──────── Entries provided
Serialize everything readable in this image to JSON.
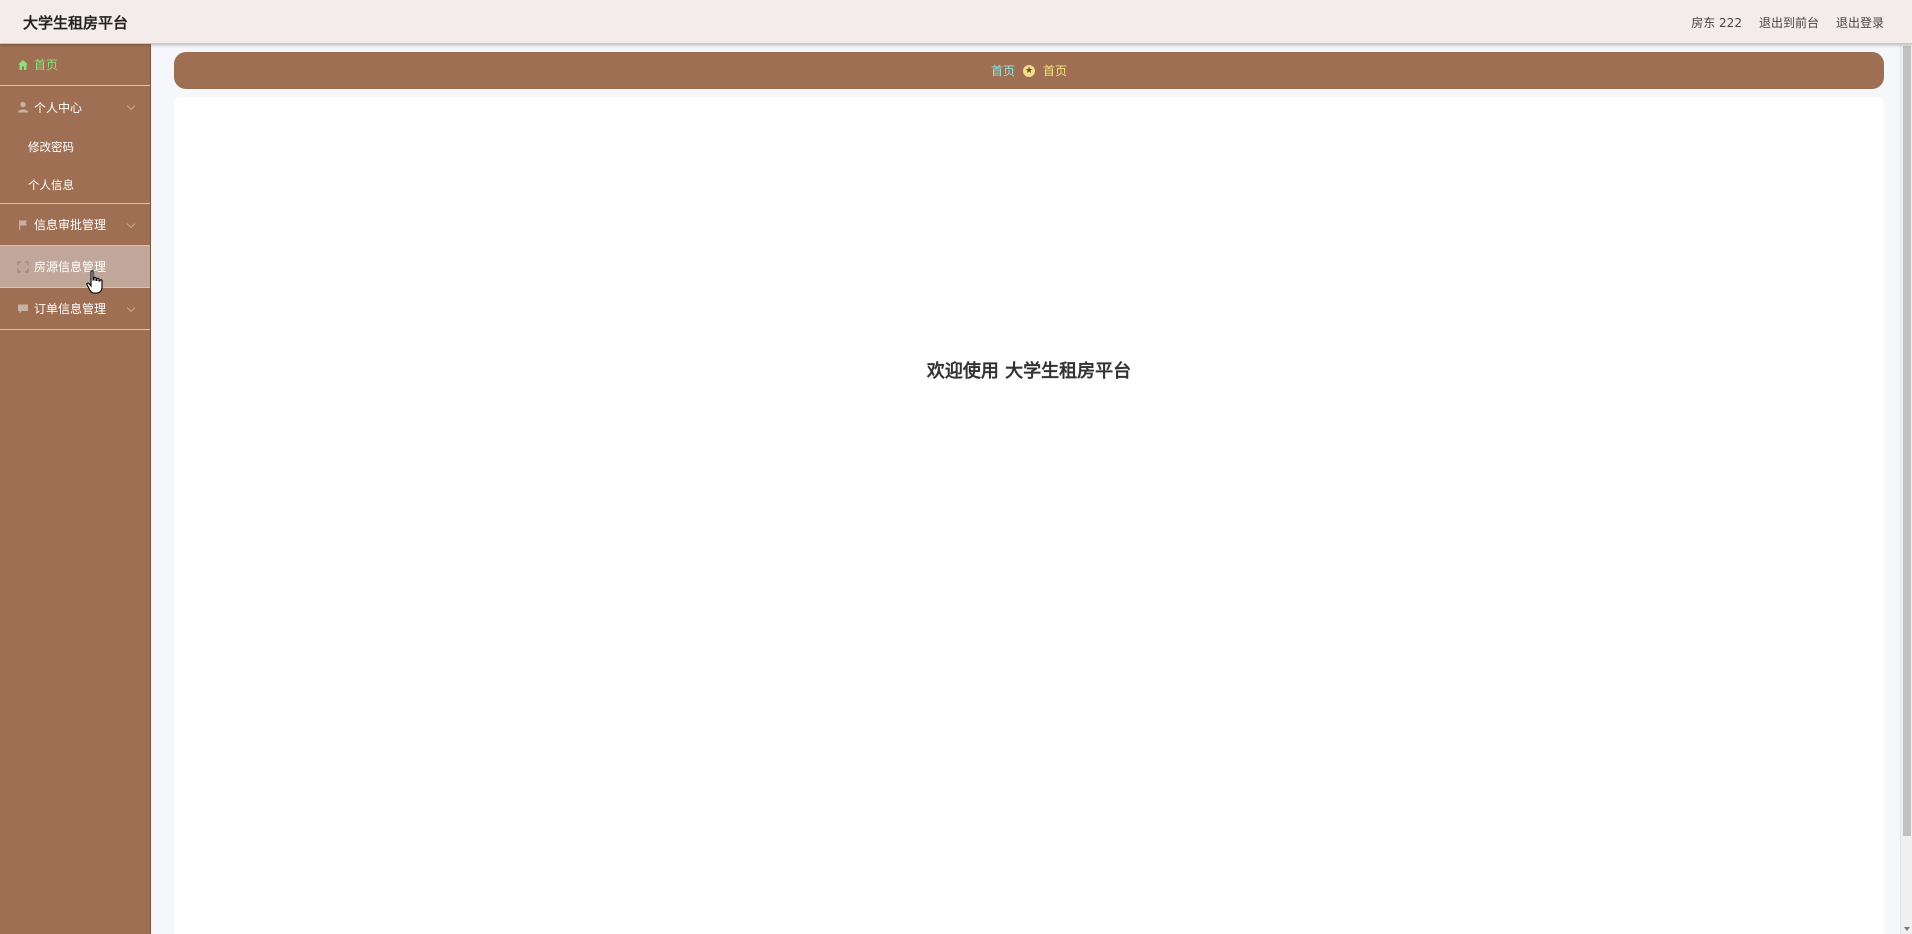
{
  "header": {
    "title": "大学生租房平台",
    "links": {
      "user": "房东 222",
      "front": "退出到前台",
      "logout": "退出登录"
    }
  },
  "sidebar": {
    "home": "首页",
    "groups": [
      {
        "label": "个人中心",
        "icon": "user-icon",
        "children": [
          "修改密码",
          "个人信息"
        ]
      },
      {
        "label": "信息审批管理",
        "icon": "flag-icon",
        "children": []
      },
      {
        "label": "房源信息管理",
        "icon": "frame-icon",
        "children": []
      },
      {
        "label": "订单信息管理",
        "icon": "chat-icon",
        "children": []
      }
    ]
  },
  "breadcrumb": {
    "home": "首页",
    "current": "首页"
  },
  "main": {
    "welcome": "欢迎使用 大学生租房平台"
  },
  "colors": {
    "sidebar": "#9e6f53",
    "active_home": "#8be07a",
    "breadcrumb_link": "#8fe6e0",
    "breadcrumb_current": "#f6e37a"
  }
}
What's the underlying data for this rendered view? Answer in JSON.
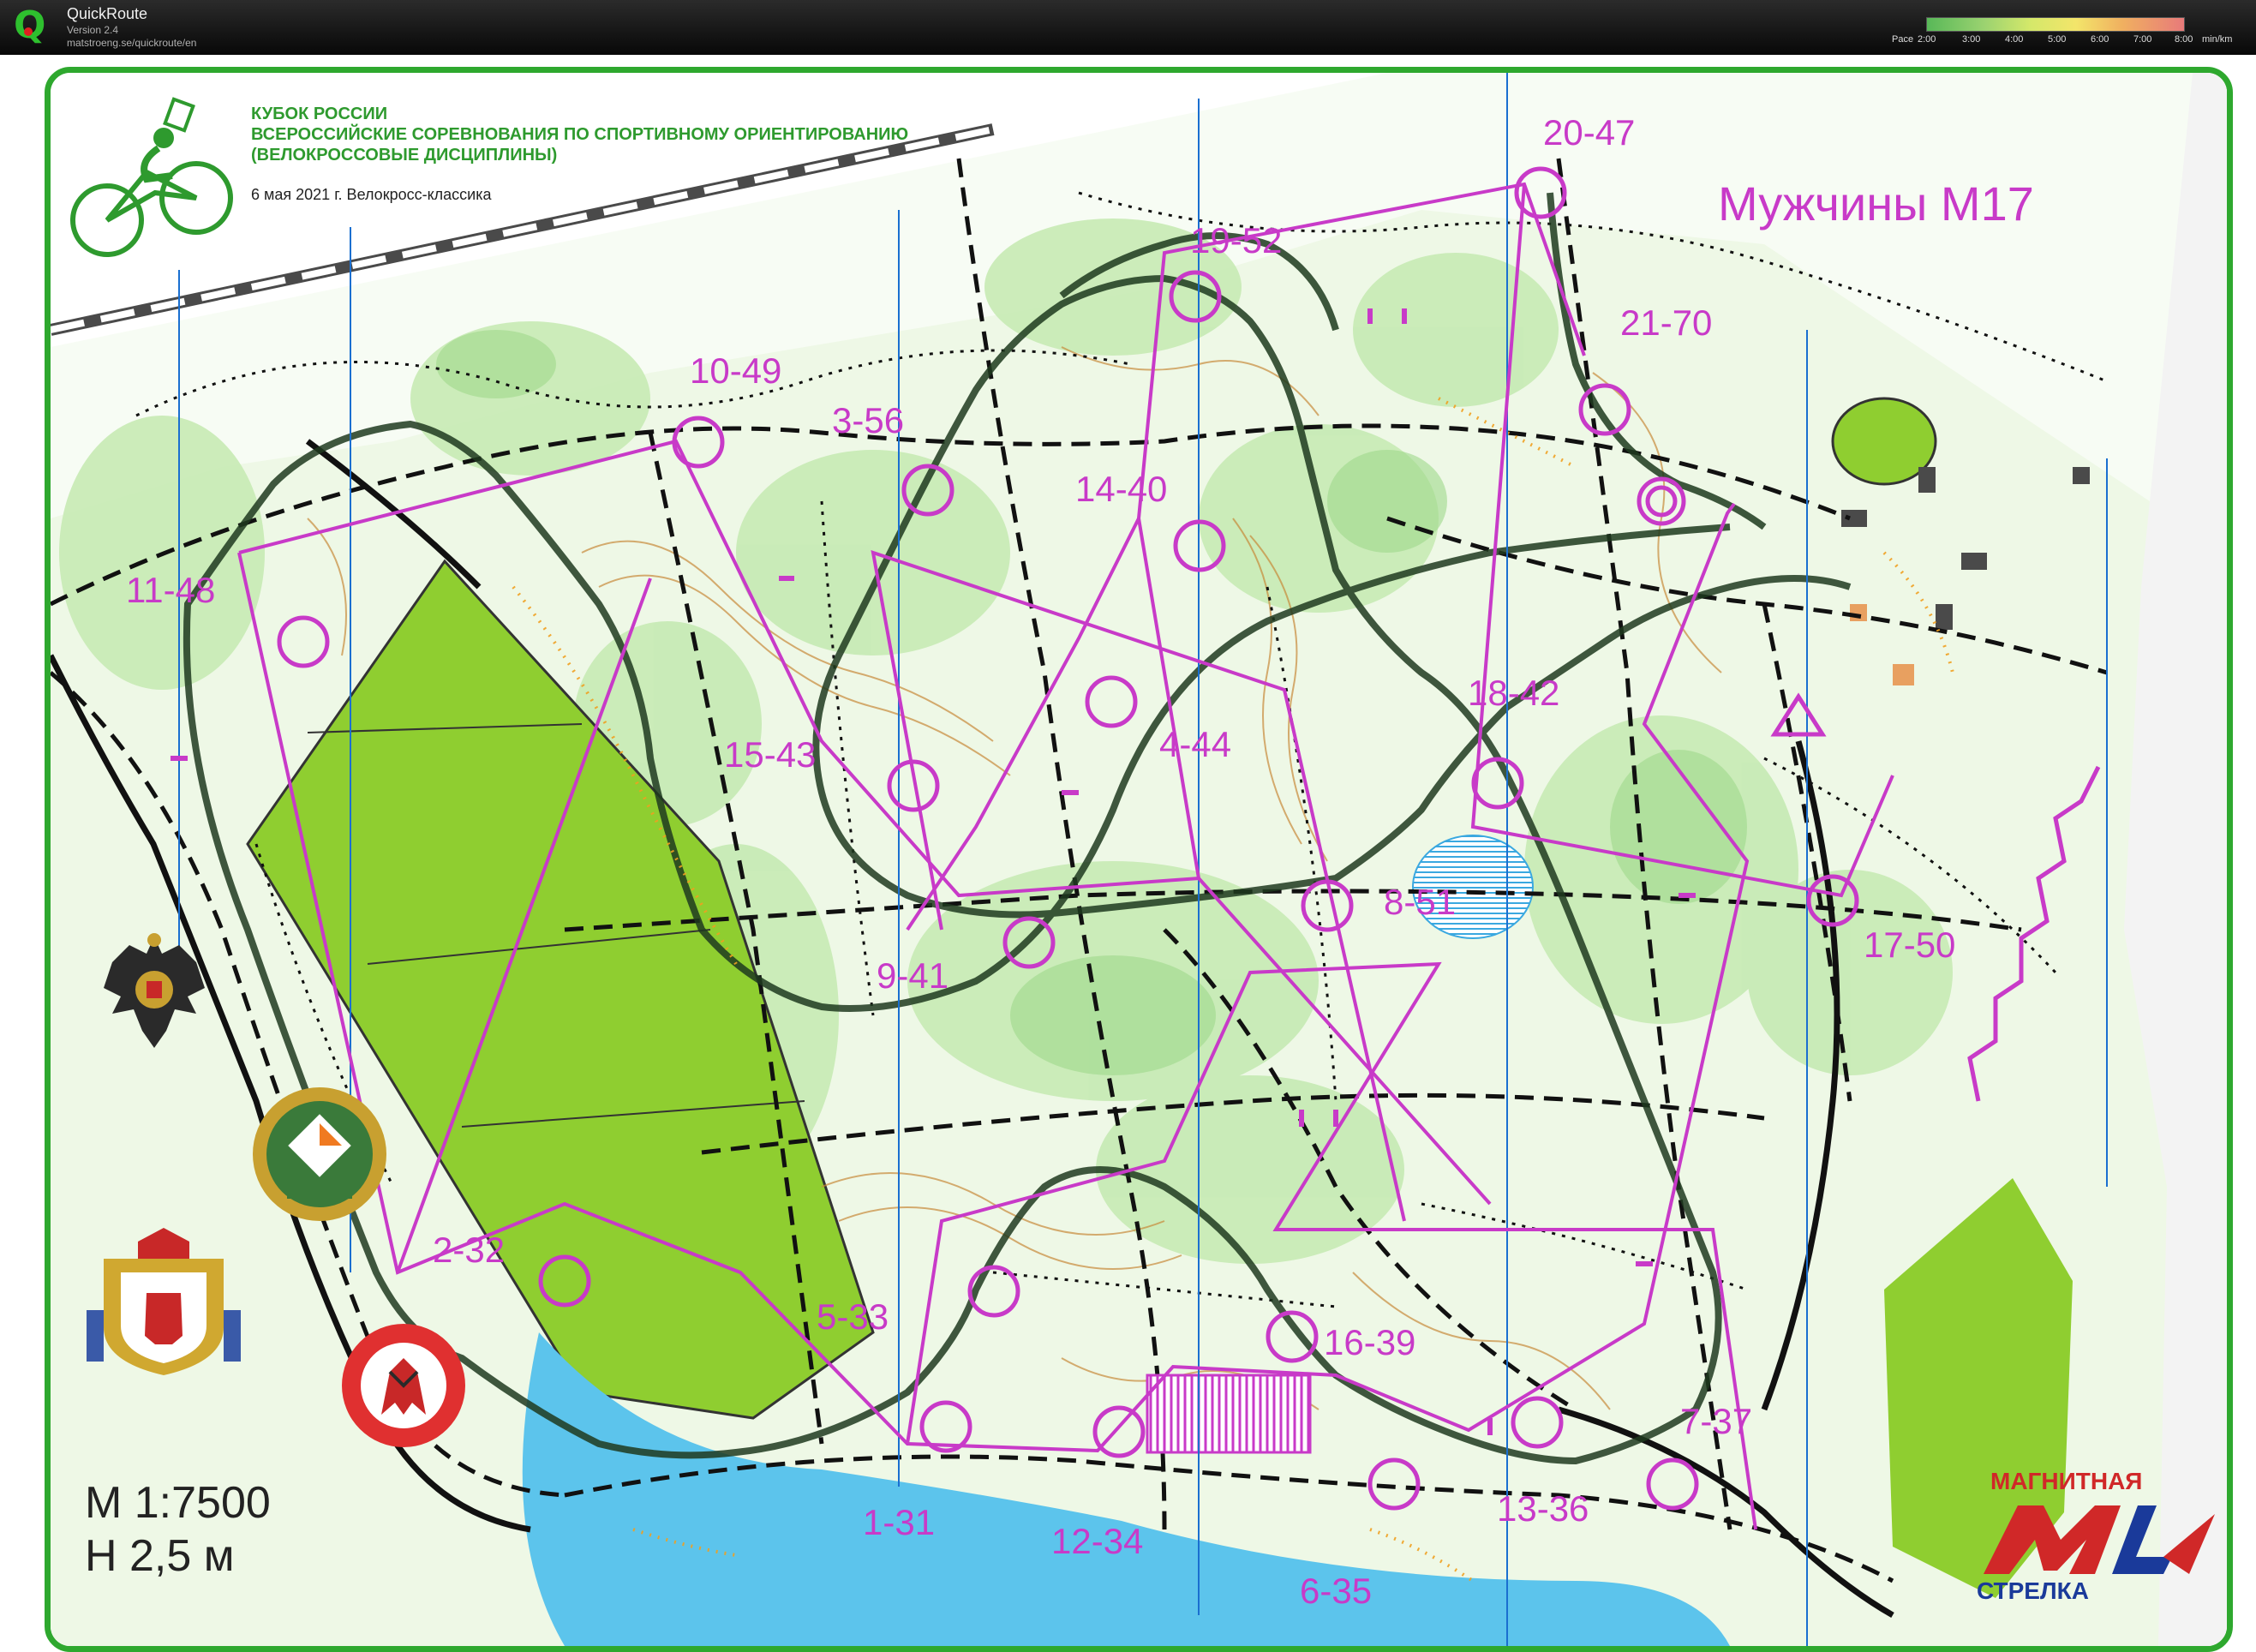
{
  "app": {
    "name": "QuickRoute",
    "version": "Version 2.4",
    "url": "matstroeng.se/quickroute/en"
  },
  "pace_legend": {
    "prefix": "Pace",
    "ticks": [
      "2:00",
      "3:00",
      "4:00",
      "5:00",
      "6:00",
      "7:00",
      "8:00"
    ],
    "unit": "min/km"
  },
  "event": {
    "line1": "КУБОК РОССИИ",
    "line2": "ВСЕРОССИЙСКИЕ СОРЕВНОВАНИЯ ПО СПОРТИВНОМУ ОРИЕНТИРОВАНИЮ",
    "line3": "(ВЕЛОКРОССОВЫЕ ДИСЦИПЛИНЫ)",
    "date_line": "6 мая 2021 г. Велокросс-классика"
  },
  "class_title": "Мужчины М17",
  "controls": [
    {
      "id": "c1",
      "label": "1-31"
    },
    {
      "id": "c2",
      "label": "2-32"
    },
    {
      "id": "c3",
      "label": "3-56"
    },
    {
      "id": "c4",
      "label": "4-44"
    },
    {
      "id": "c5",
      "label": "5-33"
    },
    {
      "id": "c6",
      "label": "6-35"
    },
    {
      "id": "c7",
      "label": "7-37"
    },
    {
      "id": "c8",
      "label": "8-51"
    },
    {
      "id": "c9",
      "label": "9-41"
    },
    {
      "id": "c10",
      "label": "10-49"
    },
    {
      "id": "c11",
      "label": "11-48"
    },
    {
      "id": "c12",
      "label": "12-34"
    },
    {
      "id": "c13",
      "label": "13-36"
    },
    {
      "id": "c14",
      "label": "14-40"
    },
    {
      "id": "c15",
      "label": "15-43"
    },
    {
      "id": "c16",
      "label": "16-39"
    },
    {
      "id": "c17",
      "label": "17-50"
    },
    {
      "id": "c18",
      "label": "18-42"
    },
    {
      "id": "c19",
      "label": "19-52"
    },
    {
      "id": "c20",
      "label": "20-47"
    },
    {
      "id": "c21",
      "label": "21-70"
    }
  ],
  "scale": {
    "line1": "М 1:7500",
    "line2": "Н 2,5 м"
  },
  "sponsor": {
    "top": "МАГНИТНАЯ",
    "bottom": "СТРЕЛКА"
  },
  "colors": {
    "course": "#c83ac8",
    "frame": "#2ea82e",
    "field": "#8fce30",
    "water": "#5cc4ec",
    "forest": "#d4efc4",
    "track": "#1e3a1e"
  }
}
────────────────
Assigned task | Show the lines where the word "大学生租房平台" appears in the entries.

Solution below |
    "title": "大学生租房平台",
    "welcome": "欢迎使用 大学生租房平台"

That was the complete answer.